So it's goodbye once again to suburbia, to this place of endless highways and interstates and mindnumbing distances, to the vast tracks of forests, swamps and empty spaces and sparse population, to the stunning laidbackness and cell phones used to actually talk instead of text, to the hundreds of channels on the TV and the funky commercials, to the Publix, Walmarts and other supermarkets that offer the most interesting things, to the supersized resto portions and to the all the lobsters, steaks and $30 meals (plus 18% gratuity) I can never afford on my own, to the abundant running hot water and cool climes, and to the wonderful post office that makes you want to find a reason to keep on snail-mailing; goodbye, farewell, goodbye.

I'd trade all of you anyday for my Manila.

Bye for now - see you guys later.

Image hosted by Photobucket.com
Goodbye mini-soft drinks
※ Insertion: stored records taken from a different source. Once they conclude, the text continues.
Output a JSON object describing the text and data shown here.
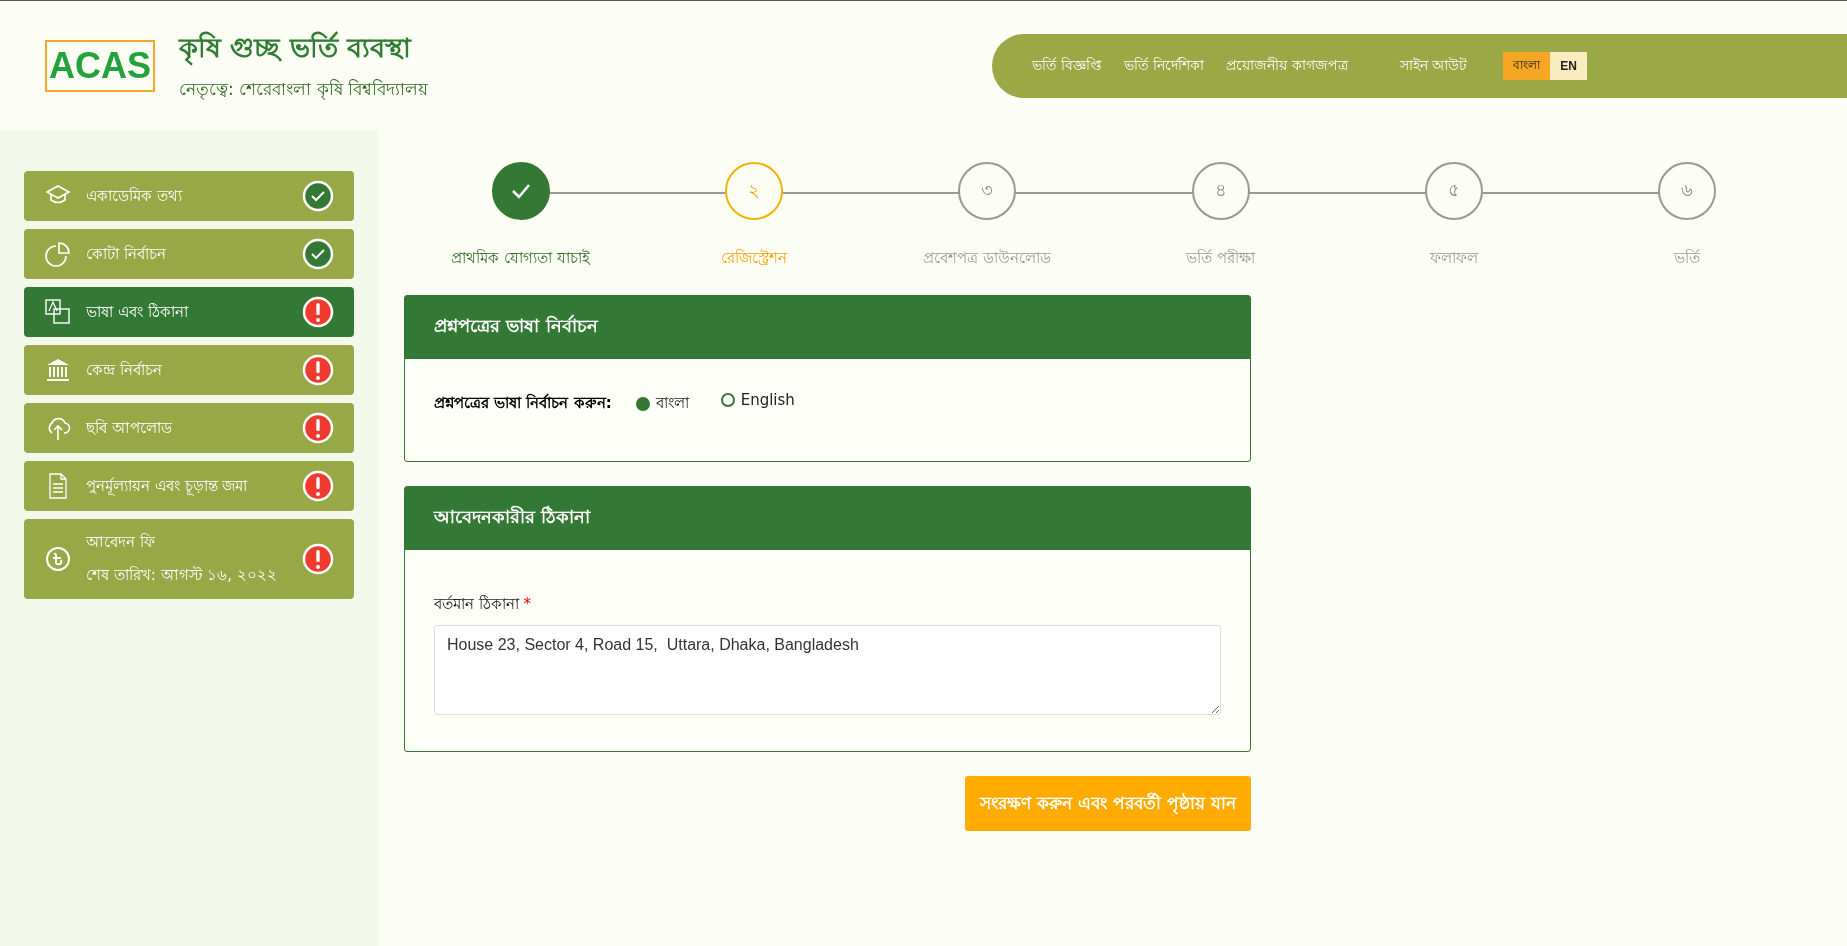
{
  "header": {
    "logo": "ACAS",
    "title": "কৃষি গুচ্ছ ভর্তি ব্যবস্থা",
    "subtitle": "নেতৃত্বে: শেরেবাংলা কৃষি বিশ্ববিদ্যালয়",
    "nav": [
      "ভর্তি বিজ্ঞপ্তি",
      "ভর্তি নির্দেশিকা",
      "প্রয়োজনীয় কাগজপত্র",
      "সাইন আউট"
    ],
    "languages": [
      {
        "label": "বাংলা",
        "selected": true
      },
      {
        "label": "EN",
        "selected": false
      }
    ]
  },
  "sidebar": {
    "items": [
      {
        "kind": "cap",
        "label": "একাডেমিক তথ্য",
        "complete": true,
        "selected": false
      },
      {
        "kind": "pie",
        "label": "কোটা নির্বাচন",
        "complete": true,
        "selected": false
      },
      {
        "kind": "translate",
        "label": "ভাষা এবং ঠিকানা",
        "complete": false,
        "selected": true
      },
      {
        "kind": "bank",
        "label": "কেন্দ্র নির্বাচন",
        "complete": false,
        "selected": false
      },
      {
        "kind": "upload",
        "label": "ছবি আপলোড",
        "complete": false,
        "selected": false
      },
      {
        "kind": "doc",
        "label": "পুনর্মূল্যায়ন এবং চূড়ান্ত জমা",
        "complete": false,
        "selected": false
      },
      {
        "kind": "taka",
        "label": "আবেদন ফি",
        "sublabel": "শেষ তারিখ: আগস্ট ১৬, ২০২২",
        "complete": false,
        "selected": false
      }
    ]
  },
  "stepper": [
    {
      "label": "প্রাথমিক যোগ্যতা যাচাই",
      "done": true,
      "current": false
    },
    {
      "number": "২",
      "label": "রেজিস্ট্রেশন",
      "done": false,
      "current": true
    },
    {
      "number": "৩",
      "label": "প্রবেশপত্র ডাউনলোড",
      "done": false,
      "current": false
    },
    {
      "number": "৪",
      "label": "ভর্তি পরীক্ষা",
      "done": false,
      "current": false
    },
    {
      "number": "৫",
      "label": "ফলাফল",
      "done": false,
      "current": false
    },
    {
      "number": "৬",
      "label": "ভর্তি",
      "done": false,
      "current": false
    }
  ],
  "language_panel": {
    "title": "প্রশ্নপত্রের ভাষা নির্বাচন",
    "question": "প্রশ্নপত্রের ভাষা নির্বাচন করুন:",
    "options": [
      {
        "label": "বাংলা",
        "selected": true
      },
      {
        "label": "English",
        "selected": false
      }
    ]
  },
  "address_panel": {
    "title": "আবেদনকারীর ঠিকানা",
    "field_label": "বর্তমান ঠিকানা",
    "required_mark": "*",
    "value": "House 23, Sector 4, Road 15,  Uttara, Dhaka, Bangladesh"
  },
  "submit_button": "সংরক্ষণ করুন এবং পরবর্তী পৃষ্ঠায় যান"
}
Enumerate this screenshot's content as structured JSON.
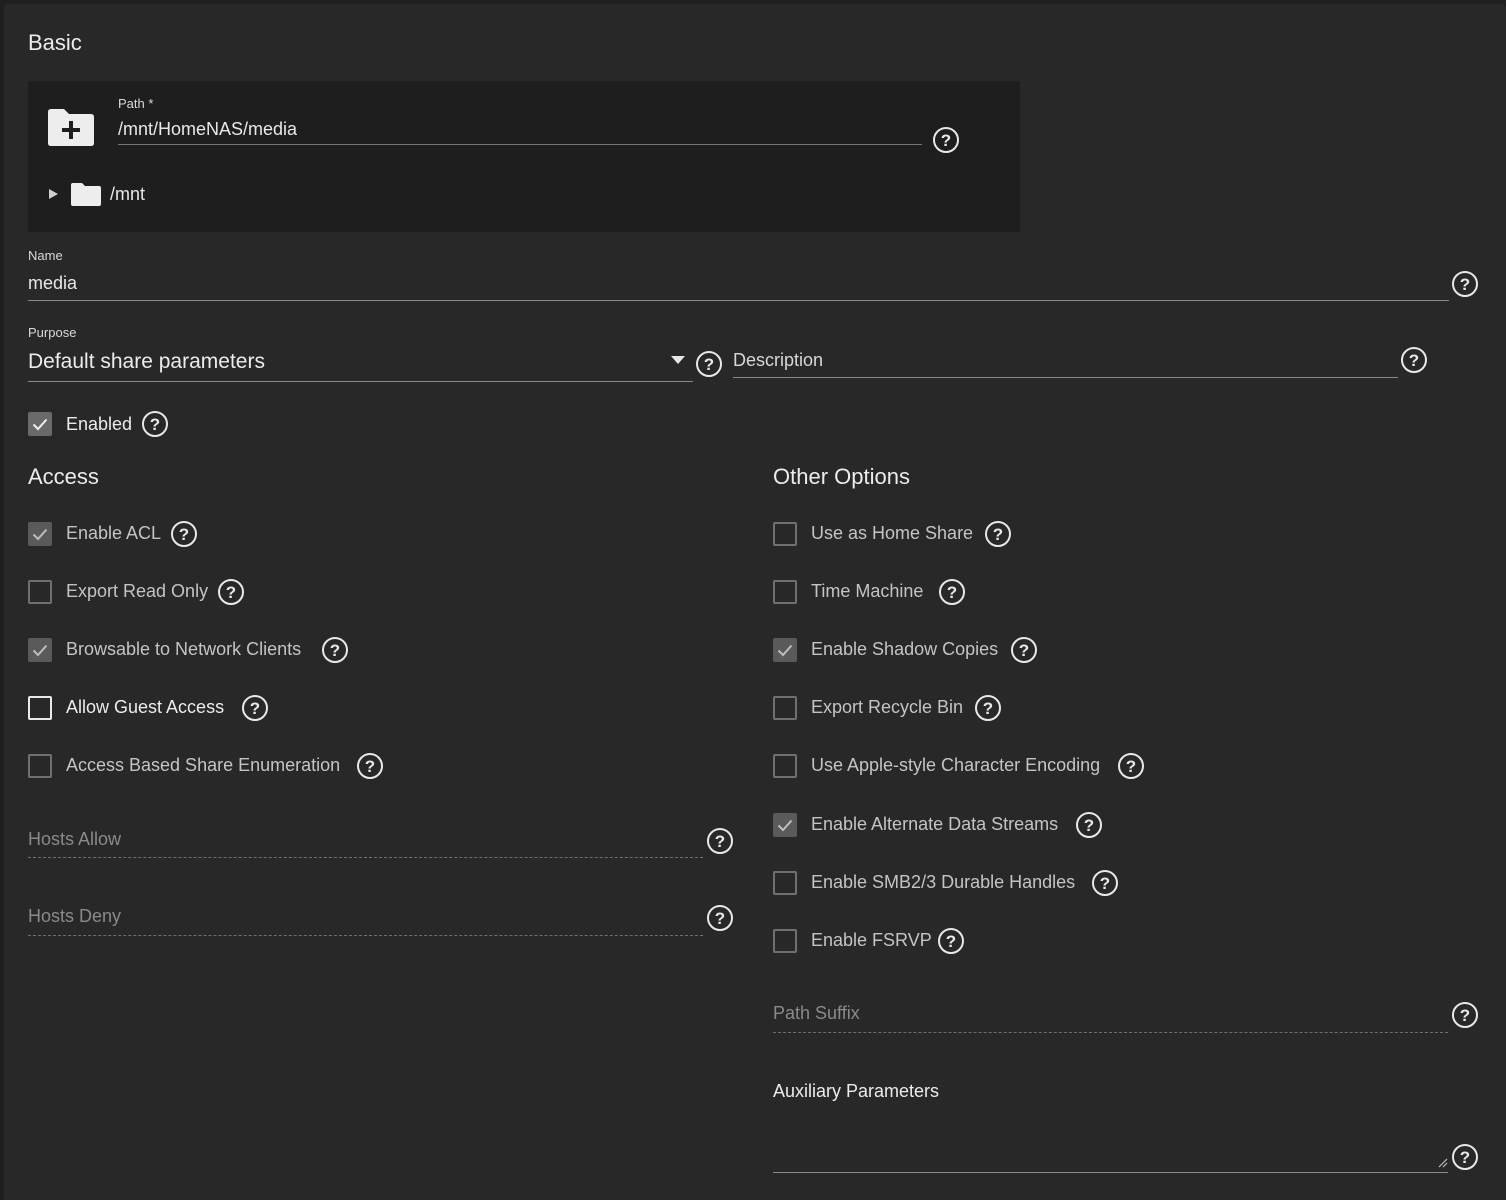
{
  "basic": {
    "title": "Basic",
    "path_label": "Path *",
    "path_value": "/mnt/HomeNAS/media",
    "tree_root": "/mnt"
  },
  "name": {
    "label": "Name",
    "value": "media"
  },
  "purpose": {
    "label": "Purpose",
    "value": "Default share parameters"
  },
  "description": {
    "placeholder": "Description"
  },
  "enabled": {
    "label": "Enabled",
    "checked": true
  },
  "access": {
    "title": "Access",
    "items": [
      {
        "label": "Enable ACL",
        "checked": true
      },
      {
        "label": "Export Read Only",
        "checked": false
      },
      {
        "label": "Browsable to Network Clients",
        "checked": true
      },
      {
        "label": "Allow Guest Access",
        "checked": false
      },
      {
        "label": "Access Based Share Enumeration",
        "checked": false
      }
    ],
    "hosts_allow": "Hosts Allow",
    "hosts_deny": "Hosts Deny"
  },
  "other": {
    "title": "Other Options",
    "items": [
      {
        "label": "Use as Home Share",
        "checked": false
      },
      {
        "label": "Time Machine",
        "checked": false
      },
      {
        "label": "Enable Shadow Copies",
        "checked": true
      },
      {
        "label": "Export Recycle Bin",
        "checked": false
      },
      {
        "label": "Use Apple-style Character Encoding",
        "checked": false
      },
      {
        "label": "Enable Alternate Data Streams",
        "checked": true
      },
      {
        "label": "Enable SMB2/3 Durable Handles",
        "checked": false
      },
      {
        "label": "Enable FSRVP",
        "checked": false
      }
    ],
    "path_suffix": "Path Suffix",
    "aux_label": "Auxiliary Parameters"
  },
  "icons": {
    "help": "help-circle-icon",
    "folder_add": "folder-plus-icon",
    "folder": "folder-icon",
    "expand": "triangle-right-icon",
    "dropdown": "caret-down-icon",
    "check": "check-icon"
  },
  "colors": {
    "background": "#1f1f1f",
    "card": "#282828",
    "panel": "#1e1e1e",
    "text": "#e6e6e6",
    "muted": "#8a8a8a"
  }
}
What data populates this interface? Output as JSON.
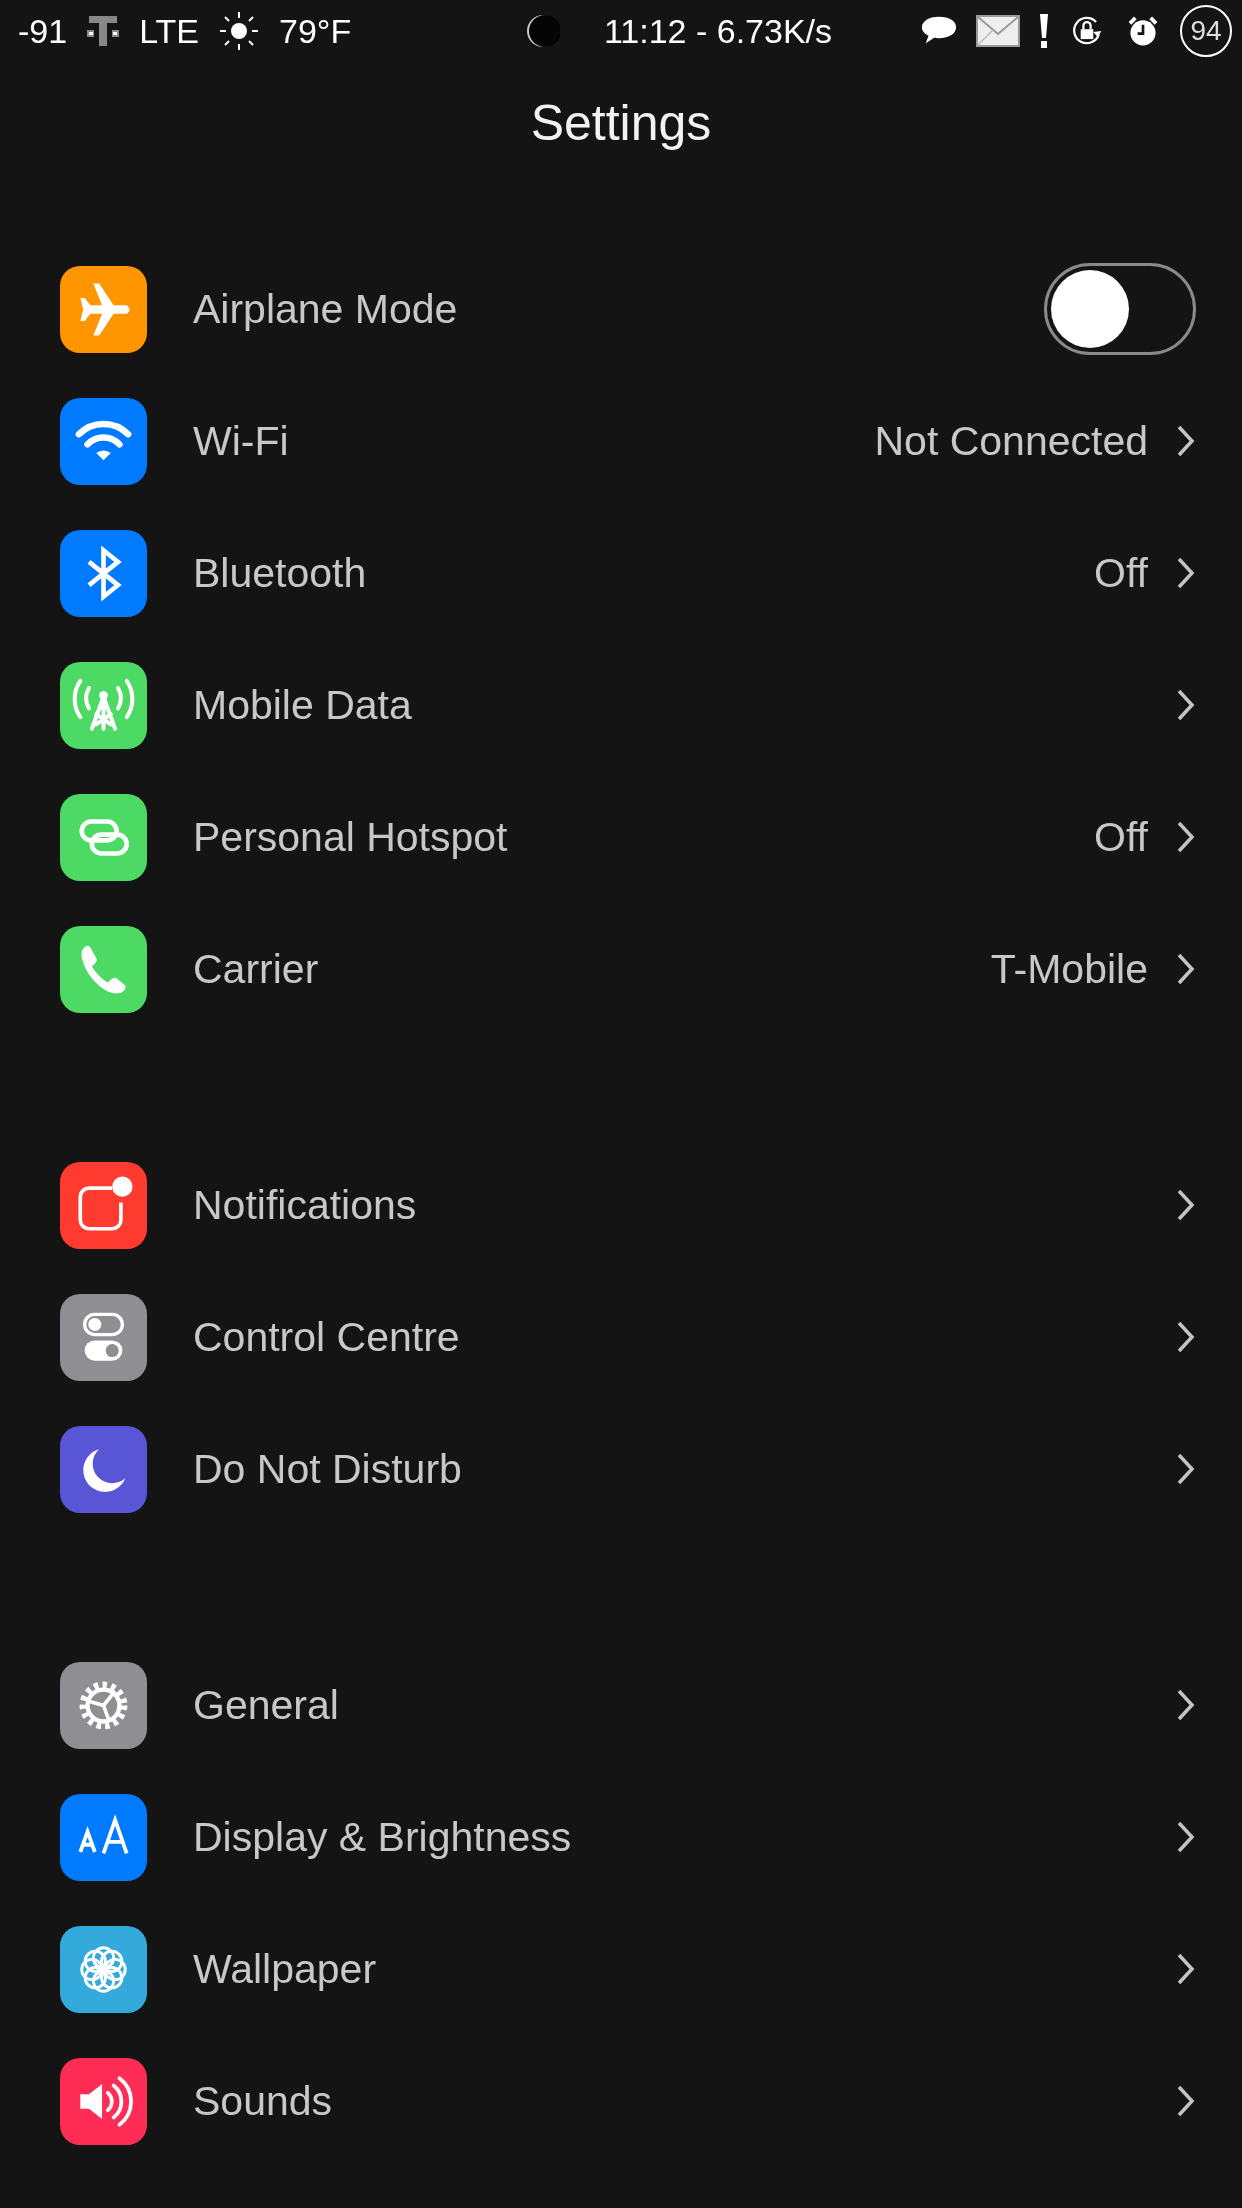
{
  "status_bar": {
    "signal": "-91",
    "network": "LTE",
    "temperature": "79°F",
    "time_speed": "11:12 - 6.73K/s",
    "battery": "94"
  },
  "title": "Settings",
  "groups": [
    {
      "rows": [
        {
          "kind": "toggle",
          "label": "Airplane Mode",
          "color": "#ff9500",
          "on": false
        },
        {
          "kind": "link",
          "label": "Wi-Fi",
          "value": "Not Connected",
          "color": "#007aff"
        },
        {
          "kind": "link",
          "label": "Bluetooth",
          "value": "Off",
          "color": "#007aff"
        },
        {
          "kind": "link",
          "label": "Mobile Data",
          "color": "#4cd964"
        },
        {
          "kind": "link",
          "label": "Personal Hotspot",
          "value": "Off",
          "color": "#4cd964"
        },
        {
          "kind": "link",
          "label": "Carrier",
          "value": "T-Mobile",
          "color": "#4cd964"
        }
      ]
    },
    {
      "rows": [
        {
          "kind": "link",
          "label": "Notifications",
          "color": "#ff3b30"
        },
        {
          "kind": "link",
          "label": "Control Centre",
          "color": "#8e8e93"
        },
        {
          "kind": "link",
          "label": "Do Not Disturb",
          "color": "#5856d6"
        }
      ]
    },
    {
      "rows": [
        {
          "kind": "link",
          "label": "General",
          "color": "#8e8e93"
        },
        {
          "kind": "link",
          "label": "Display & Brightness",
          "color": "#007aff"
        },
        {
          "kind": "link",
          "label": "Wallpaper",
          "color": "#34aadc"
        },
        {
          "kind": "link",
          "label": "Sounds",
          "color": "#ff2d55"
        }
      ]
    }
  ]
}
I celebrated my birthday with family and friends at the Yamato resto, named after the famed Japanese battleship (or Spacecrusider, if your memory is more anime pop). I gave in to the astounding serving of filet mignon teppan-style, with chef juggling eggs and the works. Sage was riveted, and a little bit scared of the fire, but we all had a good time (I got acquainted with a little alcoholic drink called "The Ninja", which, if it were an actual ninja, would be pretty accommodating).

Image hosted by Photobucket.com
Flame on!

Image hosted by Photobucket.com
Sage says "No to forest fires".

Image hosted by Photobucket.com
Sage led the "Happy Birthday, Daddy" song, accompanied by a gong.

Image hosted by Photobucket.com
Father and daughter reprising "Memoirs of a Geisha".

Image hosted by Photobucket.com
Daughter, wife and mother-in-law - all beauties.

Tuesday, January 03, 2006


One more day in America and then it's the long flight to blessed homeland. Really, after a while, I tend to snap and long for home. Everything about elsewhere irks me; the romance cannot last.

So anyway, resolutions. Gah. I don't know why I bother since I suck at keeping resolutions. But I'll try this year to:

1. Smoke less.
2. Lose weight.
3. Spend less, save more.
4. Write more.
5. Publish more.
6. Be kinder.
7. Learn patience.
8. Compete more.
9. Share more.
10. Think more.

Monday, January 02, 2006

thirty seven years old...

... and loving life!

I'm approaching forty (the new twenty) and this time I'm feeling less stress about growing old. I'm excited by the prospect of more things to do, challenges to be won, and stories to be written.

According to my stepfather, a man can consider himself to have lived a complete life if he has done the following things:

1. sire a child
2. write a book
3. plant a tree

I have done items 1 and 2. Therefore, I resolve not to plant a tree until my very last moment - not because I do not want to contribute to the dwindling ecosphere - but because to do so would mean that everything else is meaningless.

There is plenty to achieve.